:: Goal of the exercise ::
With nothing added or left out, output the listing that follows.

:: Available data ::
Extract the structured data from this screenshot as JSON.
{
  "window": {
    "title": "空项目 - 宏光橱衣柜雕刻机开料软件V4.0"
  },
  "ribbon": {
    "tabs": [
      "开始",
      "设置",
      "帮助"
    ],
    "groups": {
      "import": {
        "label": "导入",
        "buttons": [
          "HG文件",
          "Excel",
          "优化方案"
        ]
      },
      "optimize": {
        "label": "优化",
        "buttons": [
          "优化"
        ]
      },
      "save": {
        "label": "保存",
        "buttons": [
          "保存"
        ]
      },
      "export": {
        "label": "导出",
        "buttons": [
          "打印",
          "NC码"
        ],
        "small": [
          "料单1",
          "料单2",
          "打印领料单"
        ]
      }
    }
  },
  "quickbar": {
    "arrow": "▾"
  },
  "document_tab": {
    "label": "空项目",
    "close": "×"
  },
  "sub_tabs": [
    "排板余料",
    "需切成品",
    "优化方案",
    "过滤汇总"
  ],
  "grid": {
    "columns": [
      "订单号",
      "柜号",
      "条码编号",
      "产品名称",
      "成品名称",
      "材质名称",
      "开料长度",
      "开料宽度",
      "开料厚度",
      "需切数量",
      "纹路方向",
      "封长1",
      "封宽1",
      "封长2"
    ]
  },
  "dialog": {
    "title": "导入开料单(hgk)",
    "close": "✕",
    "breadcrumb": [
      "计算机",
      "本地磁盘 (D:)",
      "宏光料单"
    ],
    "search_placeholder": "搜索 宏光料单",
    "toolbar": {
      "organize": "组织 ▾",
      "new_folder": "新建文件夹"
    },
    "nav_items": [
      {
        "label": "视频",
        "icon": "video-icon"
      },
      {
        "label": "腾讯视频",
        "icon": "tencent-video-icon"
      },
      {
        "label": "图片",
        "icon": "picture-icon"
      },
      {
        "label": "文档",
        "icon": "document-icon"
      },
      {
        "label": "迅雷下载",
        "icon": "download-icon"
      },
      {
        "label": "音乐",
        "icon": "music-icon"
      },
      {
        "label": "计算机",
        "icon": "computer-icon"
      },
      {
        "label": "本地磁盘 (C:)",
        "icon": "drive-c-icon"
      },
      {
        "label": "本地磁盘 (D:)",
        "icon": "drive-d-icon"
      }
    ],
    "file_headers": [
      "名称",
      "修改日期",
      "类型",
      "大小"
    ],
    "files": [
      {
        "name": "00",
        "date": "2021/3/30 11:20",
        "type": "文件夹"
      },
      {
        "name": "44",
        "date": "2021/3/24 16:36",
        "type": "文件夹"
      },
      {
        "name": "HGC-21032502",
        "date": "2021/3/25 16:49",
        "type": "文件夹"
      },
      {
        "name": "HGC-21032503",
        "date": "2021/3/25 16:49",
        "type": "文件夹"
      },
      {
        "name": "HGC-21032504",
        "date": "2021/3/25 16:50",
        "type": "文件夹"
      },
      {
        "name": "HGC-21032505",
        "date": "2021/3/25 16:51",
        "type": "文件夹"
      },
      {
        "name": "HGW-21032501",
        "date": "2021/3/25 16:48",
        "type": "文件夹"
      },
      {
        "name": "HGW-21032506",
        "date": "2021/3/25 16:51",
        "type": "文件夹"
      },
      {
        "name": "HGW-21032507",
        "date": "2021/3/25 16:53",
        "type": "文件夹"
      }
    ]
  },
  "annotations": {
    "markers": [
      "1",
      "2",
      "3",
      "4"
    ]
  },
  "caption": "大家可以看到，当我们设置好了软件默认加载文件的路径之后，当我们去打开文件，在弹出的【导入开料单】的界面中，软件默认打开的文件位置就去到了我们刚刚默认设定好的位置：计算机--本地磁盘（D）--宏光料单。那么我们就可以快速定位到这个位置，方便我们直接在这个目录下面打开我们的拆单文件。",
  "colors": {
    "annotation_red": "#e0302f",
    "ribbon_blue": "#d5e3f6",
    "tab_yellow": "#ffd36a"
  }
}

:: Exercise result ::
Extract the structured data from this screenshot as JSON.
{
  "window": {
    "title": "空项目 - 宏光橱衣柜雕刻机开料软件V4.0"
  },
  "ribbon": {
    "tabs": [
      "开始",
      "设置",
      "帮助"
    ],
    "groups": {
      "import": {
        "label": "导入",
        "buttons": [
          "HG文件",
          "Excel",
          "优化方案"
        ]
      },
      "optimize": {
        "label": "优化",
        "buttons": [
          "优化"
        ]
      },
      "save": {
        "label": "保存",
        "buttons": [
          "保存"
        ]
      },
      "export": {
        "label": "导出",
        "buttons": [
          "打印",
          "NC码"
        ],
        "small": [
          "料单1",
          "料单2",
          "打印领料单"
        ]
      }
    }
  },
  "quickbar": {
    "arrow": "▾"
  },
  "document_tab": {
    "label": "空项目",
    "close": "×"
  },
  "sub_tabs": [
    "排板余料",
    "需切成品",
    "优化方案",
    "过滤汇总"
  ],
  "grid": {
    "columns": [
      "订单号",
      "柜号",
      "条码编号",
      "产品名称",
      "成品名称",
      "材质名称",
      "开料长度",
      "开料宽度",
      "开料厚度",
      "需切数量",
      "纹路方向",
      "封长1",
      "封宽1",
      "封长2"
    ]
  },
  "dialog": {
    "title": "导入开料单(hgk)",
    "close": "✕",
    "breadcrumb": [
      "计算机",
      "本地磁盘 (D:)",
      "宏光料单"
    ],
    "search_placeholder": "搜索 宏光料单",
    "toolbar": {
      "organize": "组织 ▾",
      "new_folder": "新建文件夹"
    },
    "nav_items": [
      {
        "label": "视频",
        "icon": "video-icon"
      },
      {
        "label": "腾讯视频",
        "icon": "tencent-video-icon"
      },
      {
        "label": "图片",
        "icon": "picture-icon"
      },
      {
        "label": "文档",
        "icon": "document-icon"
      },
      {
        "label": "迅雷下载",
        "icon": "download-icon"
      },
      {
        "label": "音乐",
        "icon": "music-icon"
      },
      {
        "label": "计算机",
        "icon": "computer-icon"
      },
      {
        "label": "本地磁盘 (C:)",
        "icon": "drive-c-icon"
      },
      {
        "label": "本地磁盘 (D:)",
        "icon": "drive-d-icon"
      }
    ],
    "file_headers": [
      "名称",
      "修改日期",
      "类型",
      "大小"
    ],
    "files": [
      {
        "name": "00",
        "date": "2021/3/30 11:20",
        "type": "文件夹"
      },
      {
        "name": "44",
        "date": "2021/3/24 16:36",
        "type": "文件夹"
      },
      {
        "name": "HGC-21032502",
        "date": "2021/3/25 16:49",
        "type": "文件夹"
      },
      {
        "name": "HGC-21032503",
        "date": "2021/3/25 16:49",
        "type": "文件夹"
      },
      {
        "name": "HGC-21032504",
        "date": "2021/3/25 16:50",
        "type": "文件夹"
      },
      {
        "name": "HGC-21032505",
        "date": "2021/3/25 16:51",
        "type": "文件夹"
      },
      {
        "name": "HGW-21032501",
        "date": "2021/3/25 16:48",
        "type": "文件夹"
      },
      {
        "name": "HGW-21032506",
        "date": "2021/3/25 16:51",
        "type": "文件夹"
      },
      {
        "name": "HGW-21032507",
        "date": "2021/3/25 16:53",
        "type": "文件夹"
      }
    ]
  },
  "annotations": {
    "markers": [
      "1",
      "2",
      "3",
      "4"
    ]
  },
  "caption": "大家可以看到，当我们设置好了软件默认加载文件的路径之后，当我们去打开文件，在弹出的【导入开料单】的界面中，软件默认打开的文件位置就去到了我们刚刚默认设定好的位置：计算机--本地磁盘（D）--宏光料单。那么我们就可以快速定位到这个位置，方便我们直接在这个目录下面打开我们的拆单文件。",
  "colors": {
    "annotation_red": "#e0302f",
    "ribbon_blue": "#d5e3f6",
    "tab_yellow": "#ffd36a"
  }
}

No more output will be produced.